Start of Supplied data

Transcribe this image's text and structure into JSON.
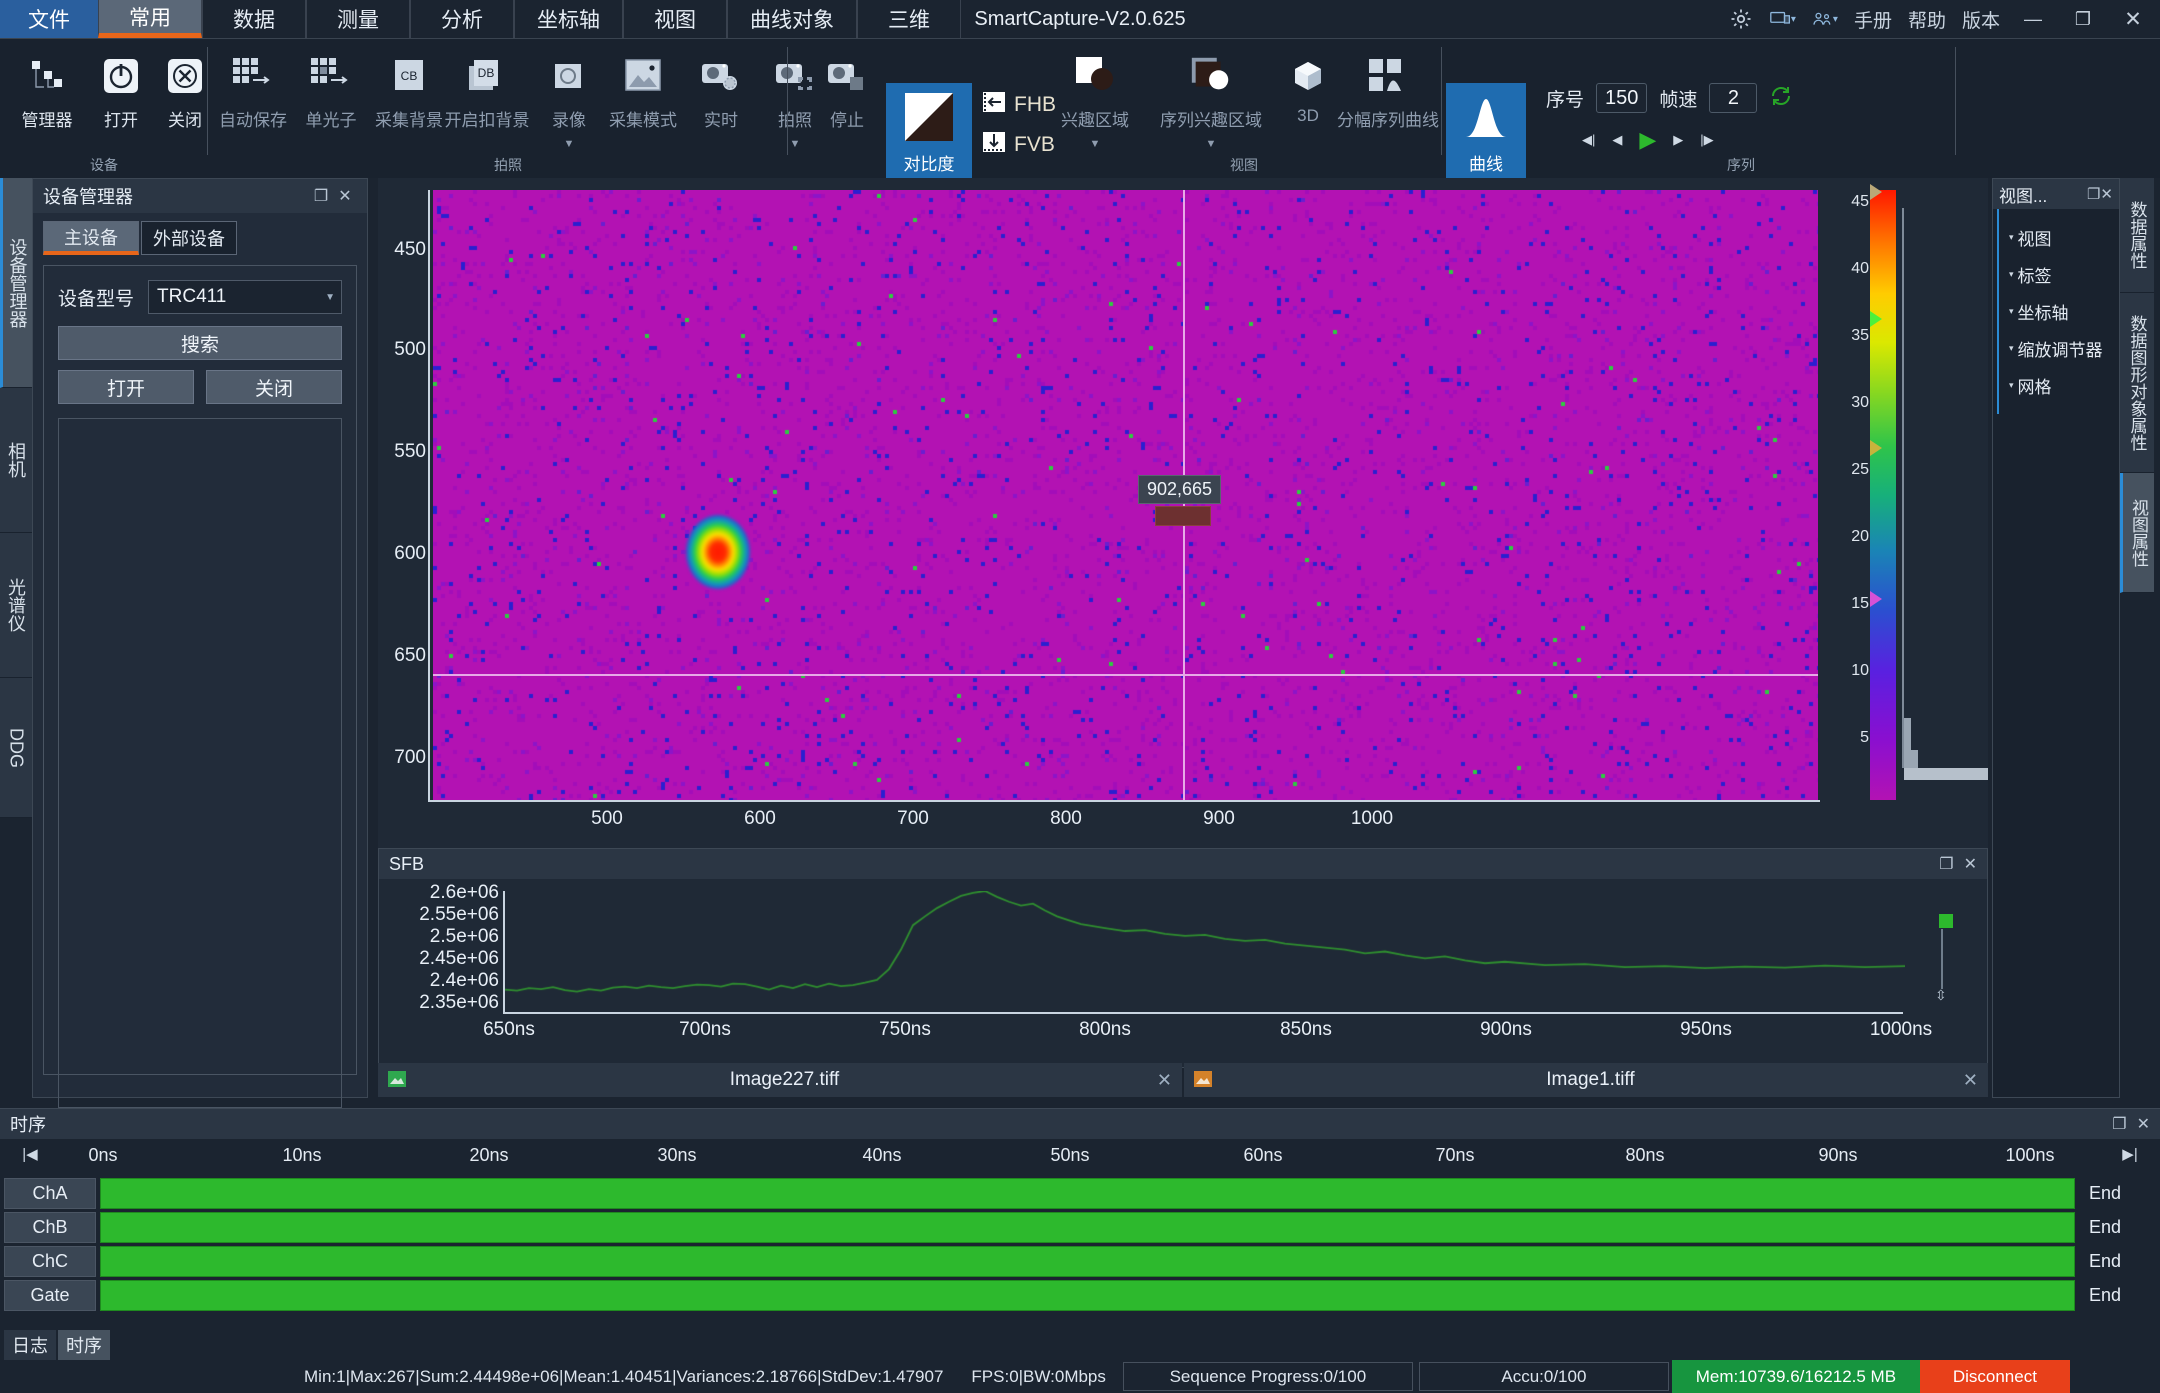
{
  "window": {
    "title": "SmartCapture-V2.0.625",
    "right_items": [
      "手册",
      "帮助",
      "版本"
    ],
    "min": "—",
    "max": "❐",
    "close": "✕"
  },
  "menu": {
    "file": "文件",
    "tabs": [
      {
        "label": "常用",
        "active": true
      },
      {
        "label": "数据",
        "active": false
      },
      {
        "label": "测量",
        "active": false
      },
      {
        "label": "分析",
        "active": false
      },
      {
        "label": "坐标轴",
        "active": false
      },
      {
        "label": "视图",
        "active": false
      },
      {
        "label": "曲线对象",
        "active": false
      },
      {
        "label": "三维",
        "active": false
      }
    ]
  },
  "ribbon": {
    "groups": [
      {
        "caption": "设备"
      },
      {
        "caption": "拍照"
      },
      {
        "caption": "视图"
      },
      {
        "caption": "序列"
      }
    ],
    "device_items": [
      {
        "label": "管理器",
        "icon": "manager-icon"
      },
      {
        "label": "打开",
        "icon": "power-icon"
      },
      {
        "label": "关闭",
        "icon": "close-circle-icon"
      }
    ],
    "capture_items": [
      {
        "label": "自动保存",
        "icon": "autosave-icon"
      },
      {
        "label": "单光子",
        "icon": "single-photon-icon"
      },
      {
        "label": "采集背景",
        "icon": "cb-icon"
      },
      {
        "label": "开启扣背景",
        "icon": "db-icon"
      },
      {
        "label": "录像",
        "icon": "record-icon"
      },
      {
        "label": "采集模式",
        "icon": "image-icon"
      },
      {
        "label": "实时",
        "icon": "camera-live-icon"
      },
      {
        "label": "拍照",
        "icon": "camera-snap-icon"
      },
      {
        "label": "停止",
        "icon": "camera-stop-icon"
      }
    ],
    "contrast": {
      "label": "对比度",
      "icon": "contrast-icon",
      "selected": true
    },
    "fhb": "FHB",
    "fvb": "FVB",
    "view_items": [
      {
        "label": "兴趣区域",
        "icon": "roi-icon"
      },
      {
        "label": "序列兴趣区域",
        "icon": "seq-roi-icon"
      },
      {
        "label": "3D",
        "icon": "cube-icon"
      },
      {
        "label": "分幅序列曲线",
        "icon": "split-seq-curve-icon"
      }
    ],
    "curve": {
      "label": "曲线",
      "icon": "curve-icon",
      "selected": true
    },
    "sequence": {
      "index_label": "序号",
      "index_value": "150",
      "fps_label": "帧速",
      "fps_value": "2",
      "loop_icon": "loop-icon"
    }
  },
  "left_tabs": [
    {
      "label": "设备管理器",
      "active": true
    },
    {
      "label": "相机",
      "active": false
    },
    {
      "label": "光谱仪",
      "active": false
    },
    {
      "label": "DDG",
      "active": false
    }
  ],
  "device_panel": {
    "title": "设备管理器",
    "tabs": [
      {
        "label": "主设备",
        "active": true
      },
      {
        "label": "外部设备",
        "active": false
      }
    ],
    "model_label": "设备型号",
    "model_value": "TRC411",
    "search_button": "搜索",
    "open_button": "打开",
    "close_button": "关闭"
  },
  "image_view": {
    "y_ticks": [
      "450",
      "500",
      "550",
      "600",
      "650",
      "700"
    ],
    "x_ticks": [
      "500",
      "600",
      "700",
      "800",
      "900",
      "1000"
    ],
    "readout": "902,665",
    "colorbar_ticks": [
      "45",
      "40",
      "35",
      "30",
      "25",
      "20",
      "15",
      "10",
      "5"
    ],
    "colorbar_min": 2,
    "colorbar_max": 46
  },
  "sfb": {
    "title": "SFB"
  },
  "chart_data": {
    "type": "line",
    "title": "SFB",
    "xlabel": "",
    "ylabel": "",
    "x_ticks": [
      "650ns",
      "700ns",
      "750ns",
      "800ns",
      "850ns",
      "900ns",
      "950ns",
      "1000ns"
    ],
    "y_ticks": [
      "2.6e+06",
      "2.55e+06",
      "2.5e+06",
      "2.45e+06",
      "2.4e+06",
      "2.35e+06"
    ],
    "xlim": [
      650,
      1000
    ],
    "ylim": [
      2350000,
      2600000
    ],
    "series": [
      {
        "name": "SFB",
        "color": "#2f8f2f",
        "x": [
          650,
          653,
          656,
          659,
          662,
          665,
          668,
          671,
          674,
          677,
          680,
          683,
          686,
          689,
          692,
          695,
          698,
          701,
          704,
          707,
          710,
          713,
          716,
          719,
          722,
          725,
          728,
          731,
          734,
          737,
          740,
          743,
          746,
          749,
          752,
          755,
          758,
          761,
          764,
          767,
          770,
          773,
          776,
          779,
          782,
          785,
          788,
          791,
          794,
          797,
          800,
          805,
          810,
          815,
          820,
          825,
          830,
          835,
          840,
          845,
          850,
          855,
          860,
          865,
          870,
          875,
          880,
          885,
          890,
          895,
          900,
          910,
          920,
          930,
          940,
          950,
          960,
          970,
          980,
          990,
          1000
        ],
        "y": [
          2398000,
          2396000,
          2401000,
          2399000,
          2403000,
          2397000,
          2394000,
          2399000,
          2396000,
          2402000,
          2404000,
          2401000,
          2406000,
          2403000,
          2401000,
          2405000,
          2408000,
          2407000,
          2404000,
          2410000,
          2409000,
          2404000,
          2398000,
          2406000,
          2401000,
          2409000,
          2403000,
          2410000,
          2405000,
          2407000,
          2412000,
          2418000,
          2440000,
          2480000,
          2530000,
          2548000,
          2565000,
          2578000,
          2590000,
          2596000,
          2600000,
          2588000,
          2578000,
          2570000,
          2574000,
          2560000,
          2548000,
          2540000,
          2532000,
          2528000,
          2524000,
          2518000,
          2520000,
          2512000,
          2508000,
          2510000,
          2502000,
          2498000,
          2500000,
          2492000,
          2488000,
          2484000,
          2480000,
          2472000,
          2476000,
          2468000,
          2462000,
          2466000,
          2458000,
          2452000,
          2455000,
          2448000,
          2450000,
          2444000,
          2446000,
          2442000,
          2445000,
          2443000,
          2447000,
          2444000,
          2446000
        ]
      }
    ],
    "grid": false,
    "legend": "none"
  },
  "file_tabs": [
    {
      "name": "Image227.tiff",
      "icon": "image-file-icon"
    },
    {
      "name": "Image1.tiff",
      "icon": "image-file-icon"
    }
  ],
  "right_panel": {
    "title": "视图...",
    "tree": [
      "视图",
      "标签",
      "坐标轴",
      "缩放调节器",
      "网格"
    ],
    "tabs": [
      {
        "label": "数据属性",
        "active": false
      },
      {
        "label": "数据图形对象属性",
        "active": false
      },
      {
        "label": "视图属性",
        "active": true
      }
    ]
  },
  "timing": {
    "title": "时序",
    "ruler": [
      "0ns",
      "10ns",
      "20ns",
      "30ns",
      "40ns",
      "50ns",
      "60ns",
      "70ns",
      "80ns",
      "90ns",
      "100ns"
    ],
    "channels": [
      {
        "name": "ChA",
        "end": "End"
      },
      {
        "name": "ChB",
        "end": "End"
      },
      {
        "name": "ChC",
        "end": "End"
      },
      {
        "name": "Gate",
        "end": "End"
      }
    ]
  },
  "bottom_tabs": [
    {
      "label": "日志",
      "active": false
    },
    {
      "label": "时序",
      "active": true
    }
  ],
  "statusbar": {
    "stats": "Min:1|Max:267|Sum:2.44498e+06|Mean:1.40451|Variances:2.18766|StdDev:1.47907",
    "fps": "FPS:0|BW:0Mbps",
    "sequence_progress": "Sequence Progress:0/100",
    "accu": "Accu:0/100",
    "memory": "Mem:10739.6/16212.5 MB",
    "connection": "Disconnect"
  },
  "colors": {
    "accent_blue": "#1f6cb0",
    "tab_orange": "#e8661a",
    "status_green": "#17953f",
    "status_red": "#e8401a",
    "curve_green": "#2f8f2f"
  }
}
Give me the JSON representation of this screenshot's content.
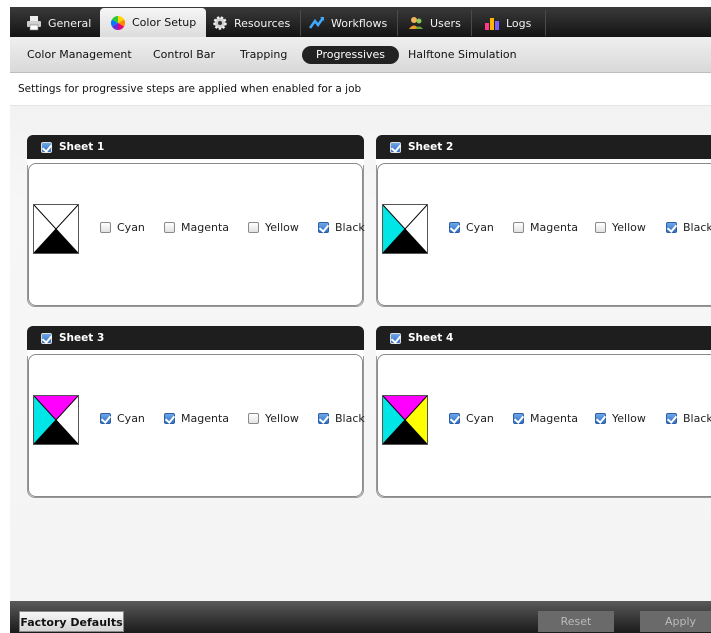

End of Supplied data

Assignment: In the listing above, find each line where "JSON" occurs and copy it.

Problem solution:
Transcribe this image's text and structure into JSON.
Give me the JSON representation of this screenshot's content.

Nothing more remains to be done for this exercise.